# [Dataset rows describing interfaces]
::::
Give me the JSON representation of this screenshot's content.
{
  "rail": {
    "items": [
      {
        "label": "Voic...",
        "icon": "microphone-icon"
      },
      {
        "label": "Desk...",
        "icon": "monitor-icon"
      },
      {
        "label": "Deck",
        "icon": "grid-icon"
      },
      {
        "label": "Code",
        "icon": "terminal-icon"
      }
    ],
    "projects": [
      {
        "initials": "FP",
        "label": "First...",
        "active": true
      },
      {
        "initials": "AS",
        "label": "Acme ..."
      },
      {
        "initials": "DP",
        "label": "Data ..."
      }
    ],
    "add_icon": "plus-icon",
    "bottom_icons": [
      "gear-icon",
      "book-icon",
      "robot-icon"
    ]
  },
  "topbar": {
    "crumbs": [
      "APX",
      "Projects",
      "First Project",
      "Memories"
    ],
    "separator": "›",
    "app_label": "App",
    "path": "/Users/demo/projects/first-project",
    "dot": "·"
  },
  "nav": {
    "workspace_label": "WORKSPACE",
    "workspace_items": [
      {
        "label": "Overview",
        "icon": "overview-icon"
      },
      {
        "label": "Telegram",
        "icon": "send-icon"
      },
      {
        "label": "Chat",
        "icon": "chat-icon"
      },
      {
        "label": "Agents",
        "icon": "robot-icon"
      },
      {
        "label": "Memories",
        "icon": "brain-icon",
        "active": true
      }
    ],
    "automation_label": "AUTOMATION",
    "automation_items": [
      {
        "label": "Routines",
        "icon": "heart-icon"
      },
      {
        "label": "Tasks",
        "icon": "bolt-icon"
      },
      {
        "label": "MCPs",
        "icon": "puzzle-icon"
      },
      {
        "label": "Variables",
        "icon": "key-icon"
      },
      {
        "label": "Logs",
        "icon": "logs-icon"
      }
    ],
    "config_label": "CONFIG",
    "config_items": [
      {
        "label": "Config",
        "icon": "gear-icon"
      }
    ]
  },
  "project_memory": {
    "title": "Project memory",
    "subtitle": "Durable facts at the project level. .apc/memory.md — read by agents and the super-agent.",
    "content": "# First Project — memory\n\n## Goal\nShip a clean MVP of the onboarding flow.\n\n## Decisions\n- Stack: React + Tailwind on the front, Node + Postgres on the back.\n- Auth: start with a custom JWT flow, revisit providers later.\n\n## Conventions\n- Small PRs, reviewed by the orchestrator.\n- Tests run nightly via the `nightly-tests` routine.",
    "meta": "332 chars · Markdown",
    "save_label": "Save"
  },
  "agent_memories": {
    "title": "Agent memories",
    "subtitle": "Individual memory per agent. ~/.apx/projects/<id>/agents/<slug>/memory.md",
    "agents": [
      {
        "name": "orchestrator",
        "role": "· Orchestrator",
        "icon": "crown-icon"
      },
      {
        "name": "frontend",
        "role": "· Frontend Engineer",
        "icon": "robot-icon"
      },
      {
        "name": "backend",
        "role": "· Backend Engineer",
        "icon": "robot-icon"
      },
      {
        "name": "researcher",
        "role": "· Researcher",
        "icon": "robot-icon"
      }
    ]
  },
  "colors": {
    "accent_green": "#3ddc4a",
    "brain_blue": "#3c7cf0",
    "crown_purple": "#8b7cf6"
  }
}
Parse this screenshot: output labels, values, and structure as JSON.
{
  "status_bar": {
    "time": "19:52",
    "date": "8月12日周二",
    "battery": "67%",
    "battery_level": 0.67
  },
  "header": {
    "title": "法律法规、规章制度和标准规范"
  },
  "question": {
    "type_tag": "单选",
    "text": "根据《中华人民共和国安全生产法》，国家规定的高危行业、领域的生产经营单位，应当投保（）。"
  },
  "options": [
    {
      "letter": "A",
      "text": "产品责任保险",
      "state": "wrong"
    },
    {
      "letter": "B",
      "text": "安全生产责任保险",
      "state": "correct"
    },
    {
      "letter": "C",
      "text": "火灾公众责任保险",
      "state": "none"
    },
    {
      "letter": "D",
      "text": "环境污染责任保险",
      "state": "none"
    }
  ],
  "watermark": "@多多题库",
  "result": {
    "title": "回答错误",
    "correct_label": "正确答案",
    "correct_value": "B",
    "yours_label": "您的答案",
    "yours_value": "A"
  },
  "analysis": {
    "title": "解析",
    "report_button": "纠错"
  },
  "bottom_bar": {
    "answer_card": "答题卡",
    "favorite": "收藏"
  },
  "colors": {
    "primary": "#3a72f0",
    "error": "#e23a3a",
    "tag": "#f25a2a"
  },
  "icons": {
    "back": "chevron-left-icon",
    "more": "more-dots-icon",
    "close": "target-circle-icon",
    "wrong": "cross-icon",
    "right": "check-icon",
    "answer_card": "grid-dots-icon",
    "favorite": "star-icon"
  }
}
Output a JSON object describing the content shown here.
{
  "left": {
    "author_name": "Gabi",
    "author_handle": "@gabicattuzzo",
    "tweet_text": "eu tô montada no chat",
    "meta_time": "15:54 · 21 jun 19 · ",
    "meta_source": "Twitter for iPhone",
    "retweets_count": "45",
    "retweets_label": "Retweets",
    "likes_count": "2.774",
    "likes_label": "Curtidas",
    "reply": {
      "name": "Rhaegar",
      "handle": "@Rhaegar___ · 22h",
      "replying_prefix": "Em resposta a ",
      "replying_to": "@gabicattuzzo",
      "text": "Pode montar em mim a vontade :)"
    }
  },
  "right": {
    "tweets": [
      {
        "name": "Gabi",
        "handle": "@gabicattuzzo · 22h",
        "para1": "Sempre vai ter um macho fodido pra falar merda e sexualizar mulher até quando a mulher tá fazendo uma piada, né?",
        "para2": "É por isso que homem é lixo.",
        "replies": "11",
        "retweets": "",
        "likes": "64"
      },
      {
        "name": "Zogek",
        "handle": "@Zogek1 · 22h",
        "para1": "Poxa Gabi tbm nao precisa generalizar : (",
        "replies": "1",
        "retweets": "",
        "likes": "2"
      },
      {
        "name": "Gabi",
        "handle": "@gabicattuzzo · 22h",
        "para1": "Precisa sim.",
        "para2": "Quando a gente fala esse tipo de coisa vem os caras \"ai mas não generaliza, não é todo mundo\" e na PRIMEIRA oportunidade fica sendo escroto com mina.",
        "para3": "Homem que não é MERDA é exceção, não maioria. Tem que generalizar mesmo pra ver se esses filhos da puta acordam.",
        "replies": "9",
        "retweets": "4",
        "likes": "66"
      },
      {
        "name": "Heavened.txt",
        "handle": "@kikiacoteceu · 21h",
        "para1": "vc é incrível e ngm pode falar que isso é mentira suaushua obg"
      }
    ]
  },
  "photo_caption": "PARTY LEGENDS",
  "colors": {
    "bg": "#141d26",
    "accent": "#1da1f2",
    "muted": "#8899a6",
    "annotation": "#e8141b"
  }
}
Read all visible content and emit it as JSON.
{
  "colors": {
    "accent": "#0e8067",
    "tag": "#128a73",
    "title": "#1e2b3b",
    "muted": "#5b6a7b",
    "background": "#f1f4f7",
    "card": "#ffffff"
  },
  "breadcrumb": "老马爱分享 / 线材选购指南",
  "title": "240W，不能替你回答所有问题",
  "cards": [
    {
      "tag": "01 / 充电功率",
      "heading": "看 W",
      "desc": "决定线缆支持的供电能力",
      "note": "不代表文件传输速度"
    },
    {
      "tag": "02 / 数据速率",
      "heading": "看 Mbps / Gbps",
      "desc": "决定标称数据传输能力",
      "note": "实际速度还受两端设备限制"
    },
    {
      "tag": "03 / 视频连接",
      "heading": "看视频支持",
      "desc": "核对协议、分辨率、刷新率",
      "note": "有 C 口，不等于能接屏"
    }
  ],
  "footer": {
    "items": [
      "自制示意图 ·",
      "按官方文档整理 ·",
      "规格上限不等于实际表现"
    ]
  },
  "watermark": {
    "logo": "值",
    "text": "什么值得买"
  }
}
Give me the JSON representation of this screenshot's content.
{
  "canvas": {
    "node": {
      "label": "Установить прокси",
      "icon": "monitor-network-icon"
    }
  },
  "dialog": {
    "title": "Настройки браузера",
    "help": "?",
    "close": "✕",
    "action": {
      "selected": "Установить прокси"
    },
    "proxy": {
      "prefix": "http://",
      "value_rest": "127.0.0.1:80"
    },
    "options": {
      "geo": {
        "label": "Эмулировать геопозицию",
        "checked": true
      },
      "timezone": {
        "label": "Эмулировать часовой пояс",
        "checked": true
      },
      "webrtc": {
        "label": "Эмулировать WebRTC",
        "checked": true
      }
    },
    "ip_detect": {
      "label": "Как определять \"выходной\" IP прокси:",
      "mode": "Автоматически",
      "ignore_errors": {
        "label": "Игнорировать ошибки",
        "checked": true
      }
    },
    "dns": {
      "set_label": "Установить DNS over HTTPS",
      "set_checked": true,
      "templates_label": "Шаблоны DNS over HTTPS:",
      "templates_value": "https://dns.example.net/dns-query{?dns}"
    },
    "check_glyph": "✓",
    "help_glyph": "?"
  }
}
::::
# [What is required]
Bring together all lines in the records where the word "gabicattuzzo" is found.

# [Expected answer]
    "author_handle": "@gabicattuzzo",
      "replying_to": "@gabicattuzzo",
        "handle": "@gabicattuzzo · 22h",
        "handle": "@gabicattuzzo · 22h",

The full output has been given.